I found significant changes in the heart as evidenced on echocardiogram in the adults with metabolic syndrome. These findings are not new, and similar results have been seen previously by other researchers, as well. However, to my surprise, I also found that participants with nonalcoholic fatty liver disease only also had some significant changes in their heart on their echocardiograms. I want to emphasize here that these adults who were found to have abnormalities on their echocardiograms are apparently healthy and only suffer from obesity and nonalcoholic fatty liver disease. They had no sign of high blood sugar, high blood pressure or high cholesterol levels that can commonly cause such echocardiogram changes.
What can be done next?
In my opinion, adults with nonalcoholic fatty liver disease should have an echocardiogram to check if they have experienced changes in their hearts. These heart changes predispose patients to future heart attacks and death. This screening strategy can identify such adults at risk of heart problems. Testing will make people aware of this silent disease, which otherwise does not cause any discomfort or other problems early on.
In conclusion, nonalcoholic fatty liver disease results from physical inactivity and unhealthy eating. It is a rapidly spreading public health crisis. It can lead to dangerous consequences like heart problems. Unfortunately, it may go unnoticed for years. It is important to make physicians and the community aware of the damaging consequences of nonalcoholic fatty liver disease and the importance of catching it early. Increased physician knowledge and patient awareness can halt the progression of this deadly crisis.
Makker J, et al. Preclinical cardiac disease in nonalcoholic fatty liver disease with and without metabolic syndrome. Am J Cardiovasc Dis. 2019 Oct 15;9(5):65-77. eCollection 2019. PubMed PMID: 31763058; PubMed Central PMCID: PMC6872463. www.ncbi.nlm.nih.gov/pmc/articles/PMC6872463/

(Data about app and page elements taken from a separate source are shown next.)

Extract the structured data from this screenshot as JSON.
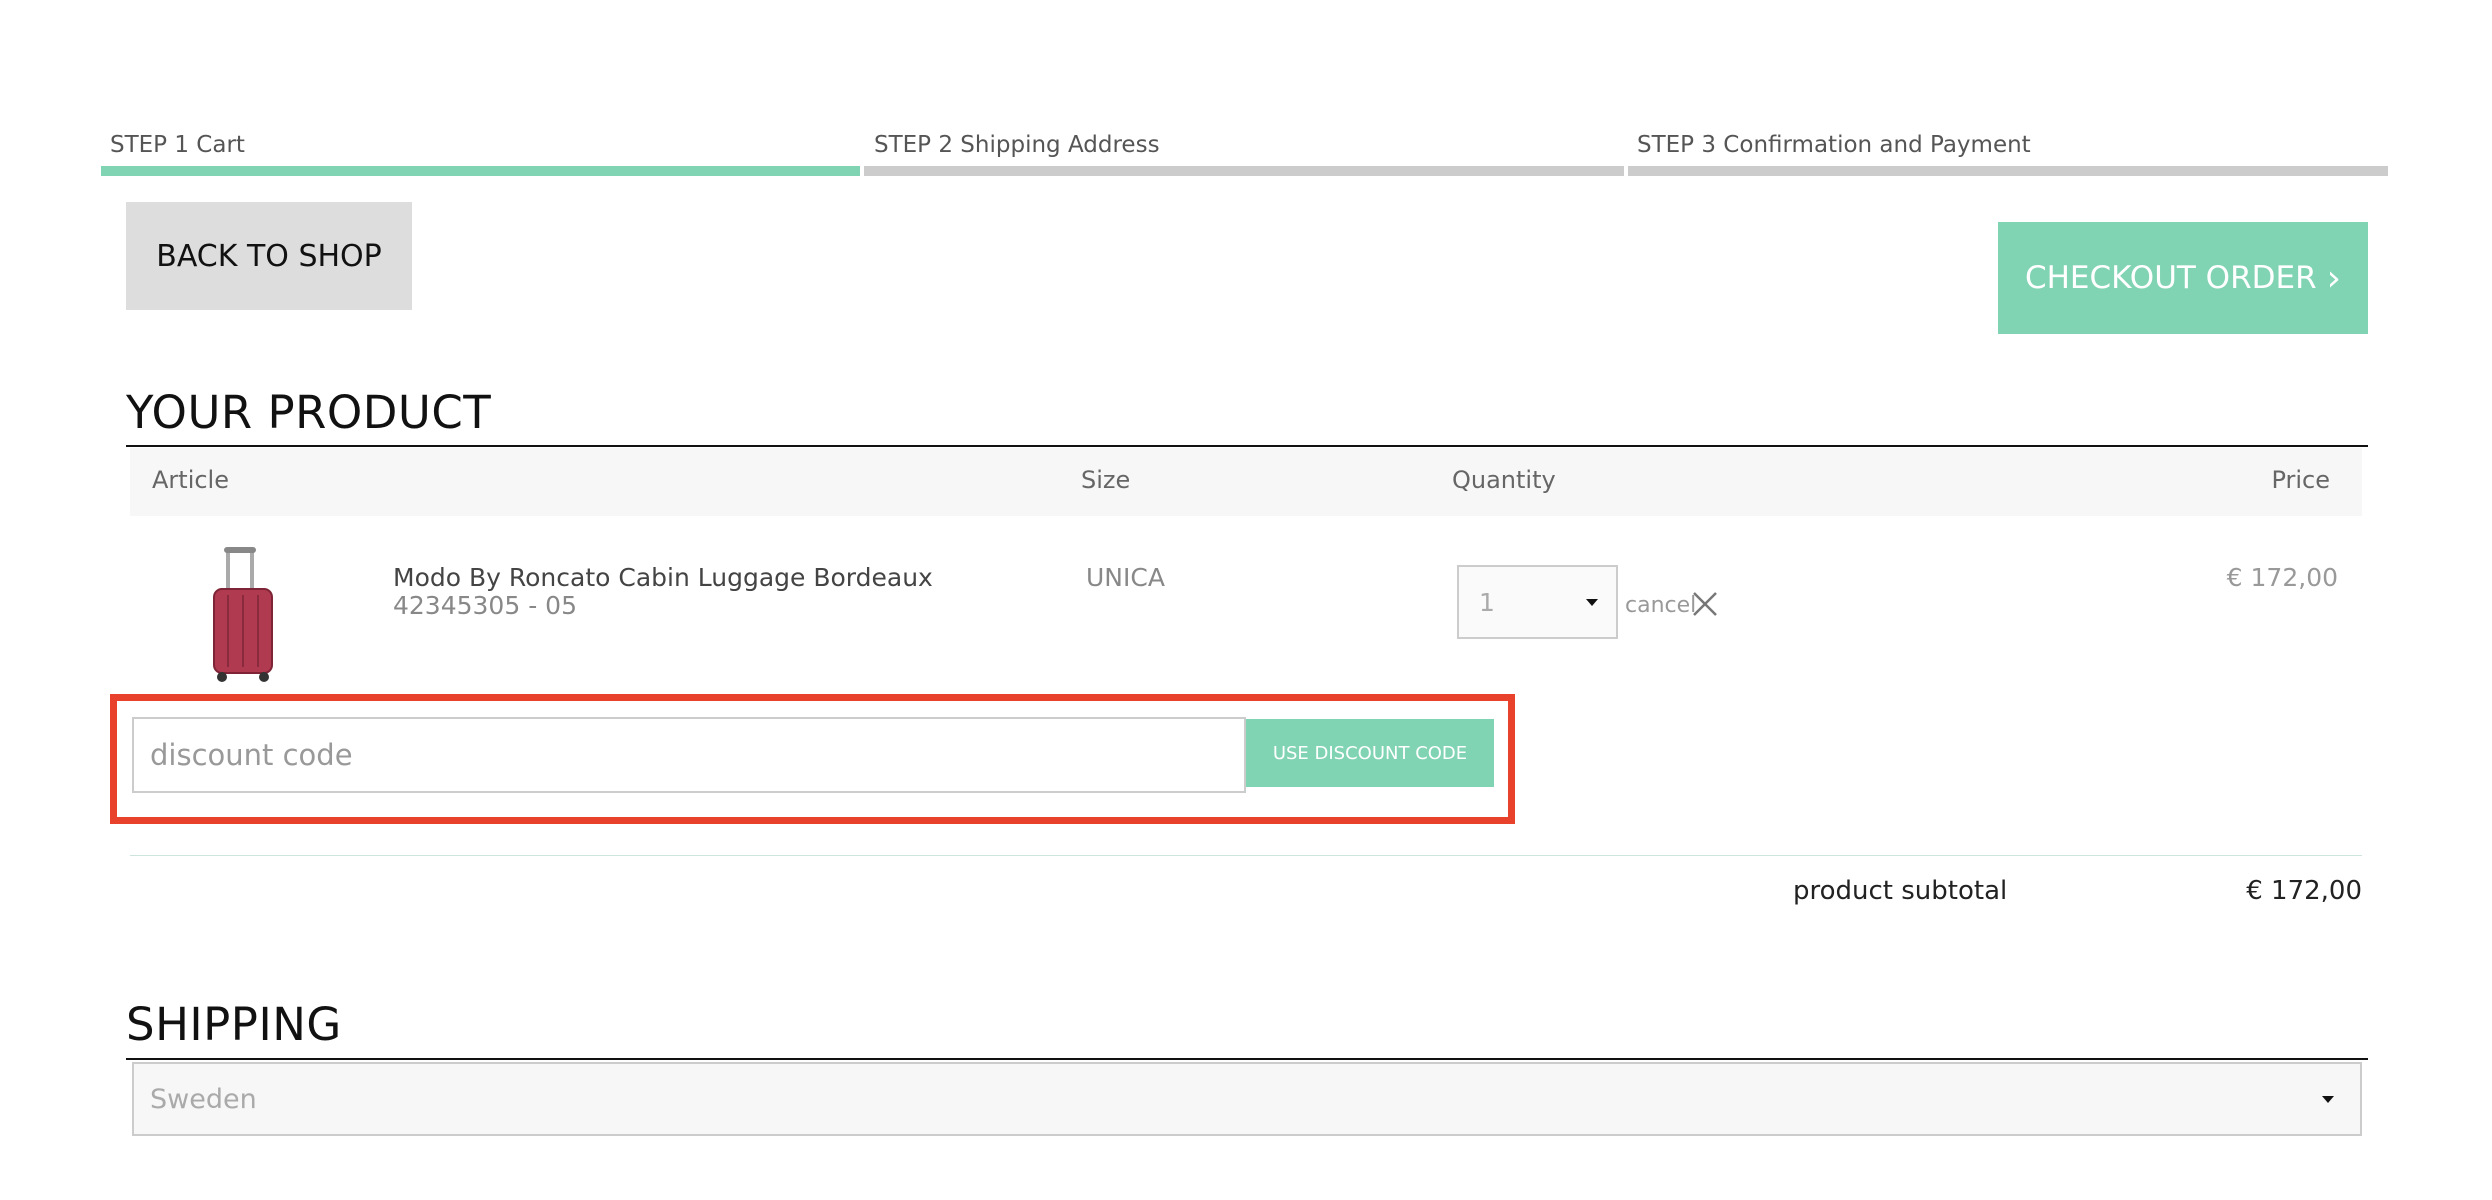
{
  "steps": [
    {
      "label": "STEP 1 Cart",
      "active": true
    },
    {
      "label": "STEP 2 Shipping Address",
      "active": false
    },
    {
      "label": "STEP 3 Confirmation and Payment",
      "active": false
    }
  ],
  "buttons": {
    "back_to_shop": "BACK TO SHOP",
    "checkout": "CHECKOUT ORDER",
    "checkout_chevron": "›",
    "use_discount": "USE DISCOUNT CODE"
  },
  "product_section": {
    "title": "YOUR PRODUCT",
    "columns": {
      "article": "Article",
      "size": "Size",
      "quantity": "Quantity",
      "price": "Price"
    },
    "item": {
      "name": "Modo By Roncato Cabin Luggage Bordeaux",
      "sku": "42345305 - 05",
      "size": "UNICA",
      "quantity": "1",
      "price": "€ 172,00",
      "cancel_label": "cancel"
    }
  },
  "discount": {
    "placeholder": "discount code"
  },
  "subtotal": {
    "label": "product subtotal",
    "value": "€ 172,00"
  },
  "shipping": {
    "title": "SHIPPING",
    "country": "Sweden"
  },
  "colors": {
    "accent": "#80d4b3",
    "highlight": "#e8412c",
    "inactive_step": "#cccccc"
  },
  "icons": {
    "close": "close-icon",
    "dropdown": "caret-down-icon",
    "product": "suitcase-image"
  }
}
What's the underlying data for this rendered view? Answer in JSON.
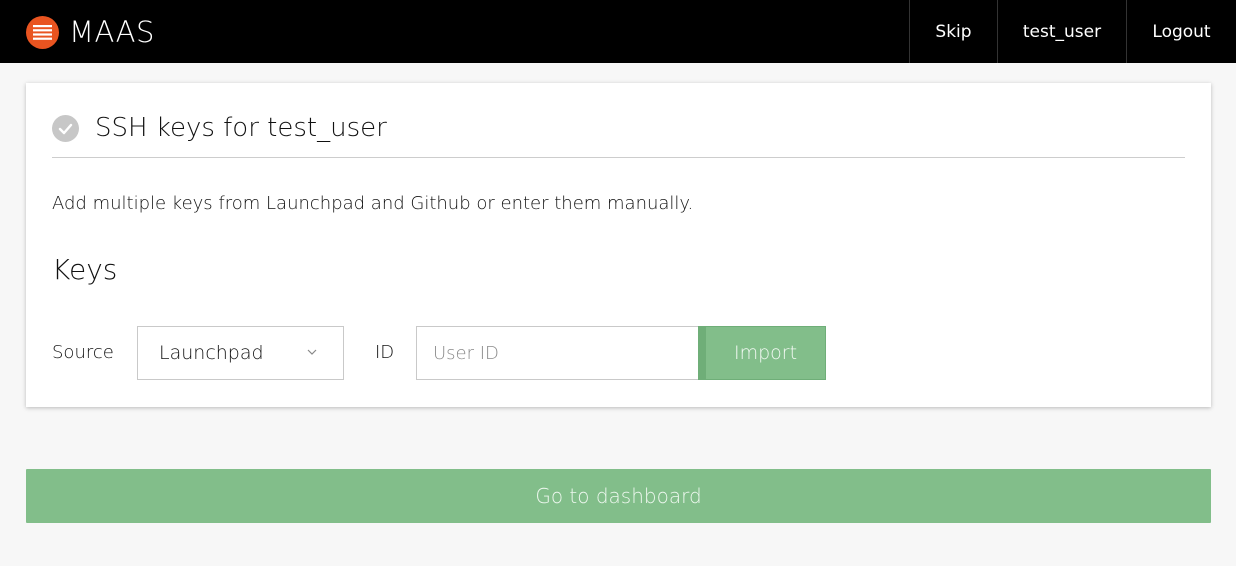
{
  "app": {
    "title": "MAAS",
    "logo_icon": "menu-lines-icon",
    "accent_color": "#e95420"
  },
  "nav": {
    "skip_label": "Skip",
    "user_label": "test_user",
    "logout_label": "Logout"
  },
  "card": {
    "status_icon": "check-circle-icon",
    "title": "SSH keys for test_user",
    "intro": "Add multiple keys from Launchpad and Github or enter them manually.",
    "keys_heading": "Keys"
  },
  "form": {
    "source_label": "Source",
    "source_value": "Launchpad",
    "id_label": "ID",
    "id_placeholder": "User ID",
    "id_value": "",
    "import_label": "Import",
    "button_color": "#82be8a"
  },
  "footer": {
    "dashboard_label": "Go to dashboard"
  }
}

My name is Jasbir Makker. I am a practicing gastroenterologist at Bronx Care Health System, New York, academic affiliate of ICAHN School of Medicine. I have special interest in the research field of fatty liver. I have extensively published my work related to several gastrointestinal diseases in various journals.